However, following the government’s response to the report, he said: “We are surprised and disappointed by the government’s almost wholesale rejection of recommendations by a Westminster Select Committee after collecting a substantial body of evidence from people with lived experience, charities and academics, as well as legal, criminal justice and health professionals…few of these will find comfort in this response.”
He also accused the government of providing little evidence to support its stance and called for what evidence there was to be made available ahead of a drug summit in February.
He added: “What is evident is there’s little change in the government’s drugs strategy despite the death rate in Scotland from problem drug use remaining stubbornly higher than any country in Europe.
“This fact itself should demonstrate that the current approach isn’t working. This is undoubtedly a public health emergency.”
All UK drugs misuse legislation is currently reserved to Westminster.
A spokesman for the Home Office said it was committed to preventing drug use, supporting people through treatment and recovery and tackling the supply of illegal drugs.
“We have no plans to introduce drug consumption rooms or decriminalise drugs. Illegal drugs devastate lives and communities, and dealers should face the full consequences of the law,” he added.
“We are committed to tackling drug misuse and held a UK-wide drugs summit in Glasgow earlier this year to discuss the most effect ways to tackle drug misuse and their terrible impact across Scotland, Wales, England and Northern Ireland.”
What can the Scottish government do?

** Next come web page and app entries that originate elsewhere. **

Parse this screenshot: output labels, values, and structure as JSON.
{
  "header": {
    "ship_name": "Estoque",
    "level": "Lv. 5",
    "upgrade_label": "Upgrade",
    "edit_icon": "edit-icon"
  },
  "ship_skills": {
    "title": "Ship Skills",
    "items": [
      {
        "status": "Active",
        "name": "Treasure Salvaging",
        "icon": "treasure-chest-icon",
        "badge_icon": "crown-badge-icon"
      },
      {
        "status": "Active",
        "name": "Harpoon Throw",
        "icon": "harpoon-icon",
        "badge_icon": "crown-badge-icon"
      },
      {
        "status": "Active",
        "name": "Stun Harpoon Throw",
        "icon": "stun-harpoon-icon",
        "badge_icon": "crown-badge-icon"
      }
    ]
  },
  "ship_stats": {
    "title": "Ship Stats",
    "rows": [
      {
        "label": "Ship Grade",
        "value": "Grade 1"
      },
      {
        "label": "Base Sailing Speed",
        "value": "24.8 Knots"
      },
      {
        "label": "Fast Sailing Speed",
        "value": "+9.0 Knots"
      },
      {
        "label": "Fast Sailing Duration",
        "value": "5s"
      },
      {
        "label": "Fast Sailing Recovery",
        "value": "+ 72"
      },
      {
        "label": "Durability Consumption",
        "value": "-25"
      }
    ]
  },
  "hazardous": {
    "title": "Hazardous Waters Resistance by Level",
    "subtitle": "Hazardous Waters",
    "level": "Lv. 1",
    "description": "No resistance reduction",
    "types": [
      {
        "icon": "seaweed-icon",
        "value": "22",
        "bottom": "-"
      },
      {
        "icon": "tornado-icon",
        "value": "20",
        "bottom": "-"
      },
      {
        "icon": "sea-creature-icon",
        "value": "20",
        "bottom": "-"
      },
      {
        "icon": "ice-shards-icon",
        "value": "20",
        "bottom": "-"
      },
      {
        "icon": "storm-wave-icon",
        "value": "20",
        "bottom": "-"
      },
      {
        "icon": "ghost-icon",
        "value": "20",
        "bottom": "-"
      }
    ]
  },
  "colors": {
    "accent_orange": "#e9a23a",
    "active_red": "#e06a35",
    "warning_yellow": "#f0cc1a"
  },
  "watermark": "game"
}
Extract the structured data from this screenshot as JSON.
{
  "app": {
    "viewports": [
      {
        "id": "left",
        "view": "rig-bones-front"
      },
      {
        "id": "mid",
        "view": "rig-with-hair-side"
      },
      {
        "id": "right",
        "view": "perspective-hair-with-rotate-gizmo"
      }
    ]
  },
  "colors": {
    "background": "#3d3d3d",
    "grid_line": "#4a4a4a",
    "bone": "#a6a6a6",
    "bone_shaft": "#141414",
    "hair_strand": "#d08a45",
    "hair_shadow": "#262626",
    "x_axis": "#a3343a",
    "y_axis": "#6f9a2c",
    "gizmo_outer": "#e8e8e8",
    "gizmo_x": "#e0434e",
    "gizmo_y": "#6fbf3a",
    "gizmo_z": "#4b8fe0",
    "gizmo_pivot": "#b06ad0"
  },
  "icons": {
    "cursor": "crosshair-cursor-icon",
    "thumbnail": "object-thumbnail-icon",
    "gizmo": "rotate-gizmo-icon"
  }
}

The Scottish government has said it welcomes support for the introduction of a safe drugs consumption room in Glasgow as part of efforts to reduce deaths there.
A spokeswoman said when the report was published in November: “The outdated Misuse of Drugs Act 1971 should be amended to allow us to implement a range of public health focused responses, including the introduction of safe consumption facilities in Glasgow.
“We call on the incoming UK government to amend the Act or to devolve those powers to Scotland.”